● **WORK REQUEST**: Copy each entry below unchanged; the images do not go in the copy.

┌─ DATA UNDER STUDY

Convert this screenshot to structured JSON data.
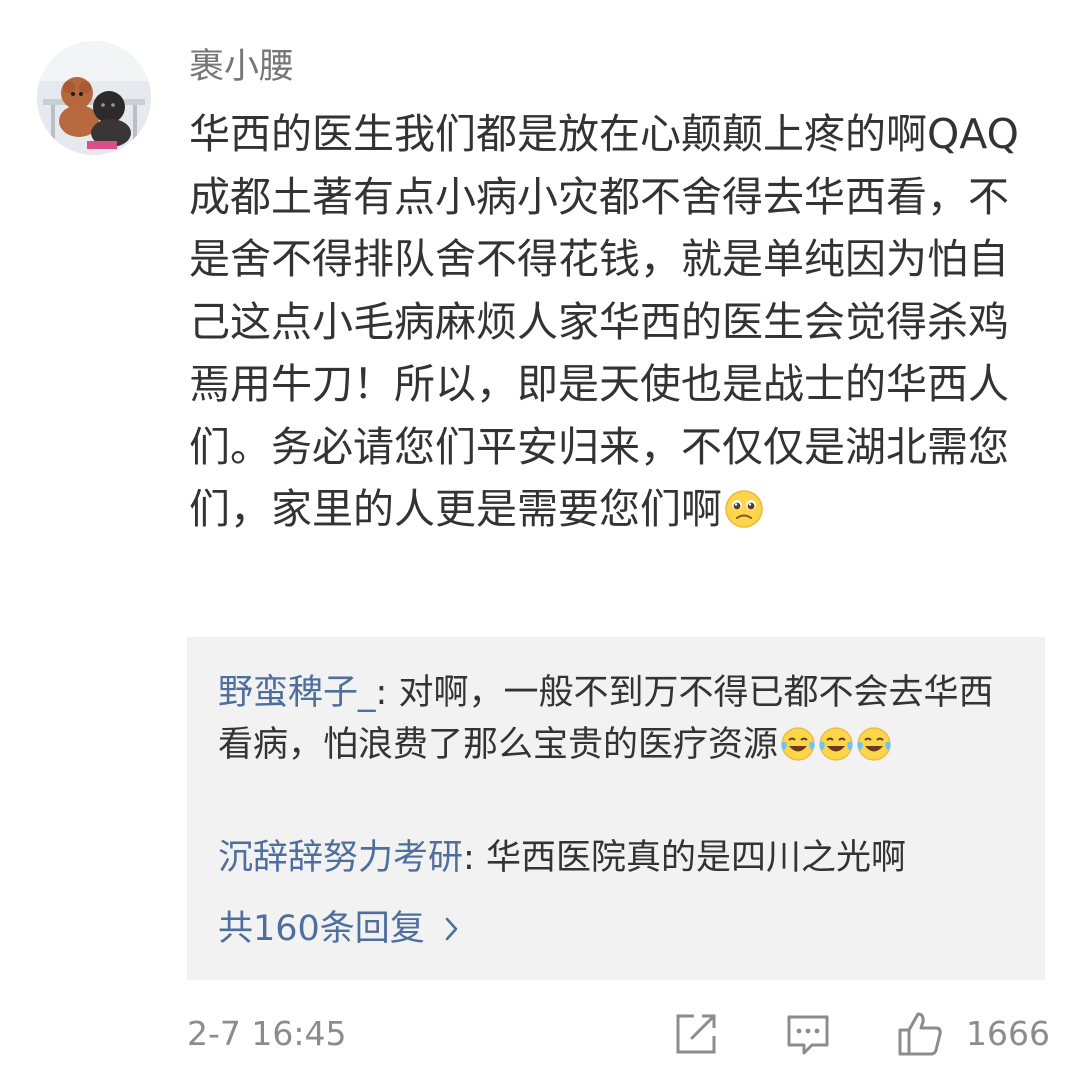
{
  "comment": {
    "username": "裹小腰",
    "text": "华西的医生我们都是放在心颠颠上疼的啊QAQ成都土著有点小病小灾都不舍得去华西看，不是舍不得排队舍不得花钱，就是单纯因为怕自己这点小毛病麻烦人家华西的医生会觉得杀鸡焉用牛刀！所以，即是天使也是战士的华西人们。务必请您们平安归来，不仅仅是湖北需您们，家里的人更是需要您们啊",
    "emoji": "pleading-face-icon"
  },
  "replies": [
    {
      "user": "野蛮稗子_",
      "separator": ": ",
      "text": "对啊，一般不到万不得已都不会去华西看病，怕浪费了那么宝贵的医疗资源",
      "emojis": [
        "crying-laughing-icon",
        "crying-laughing-icon",
        "crying-laughing-icon"
      ]
    },
    {
      "user": "沉辞辞努力考研",
      "separator": ": ",
      "text": "华西医院真的是四川之光啊"
    }
  ],
  "more_replies": "共160条回复",
  "meta": {
    "time": "2-7 16:45",
    "like_count": "1666"
  },
  "colors": {
    "link": "#4e6f9e",
    "muted": "#8c8c8c",
    "reply_bg": "#f2f2f2"
  }
}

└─

● **EXERCISE OUTPUT**:
Convert this screenshot to structured JSON data.
{
  "comment": {
    "username": "裹小腰",
    "text": "华西的医生我们都是放在心颠颠上疼的啊QAQ成都土著有点小病小灾都不舍得去华西看，不是舍不得排队舍不得花钱，就是单纯因为怕自己这点小毛病麻烦人家华西的医生会觉得杀鸡焉用牛刀！所以，即是天使也是战士的华西人们。务必请您们平安归来，不仅仅是湖北需您们，家里的人更是需要您们啊",
    "emoji": "pleading-face-icon"
  },
  "replies": [
    {
      "user": "野蛮稗子_",
      "separator": ": ",
      "text": "对啊，一般不到万不得已都不会去华西看病，怕浪费了那么宝贵的医疗资源",
      "emojis": [
        "crying-laughing-icon",
        "crying-laughing-icon",
        "crying-laughing-icon"
      ]
    },
    {
      "user": "沉辞辞努力考研",
      "separator": ": ",
      "text": "华西医院真的是四川之光啊"
    }
  ],
  "more_replies": "共160条回复",
  "meta": {
    "time": "2-7 16:45",
    "like_count": "1666"
  },
  "colors": {
    "link": "#4e6f9e",
    "muted": "#8c8c8c",
    "reply_bg": "#f2f2f2"
  }
}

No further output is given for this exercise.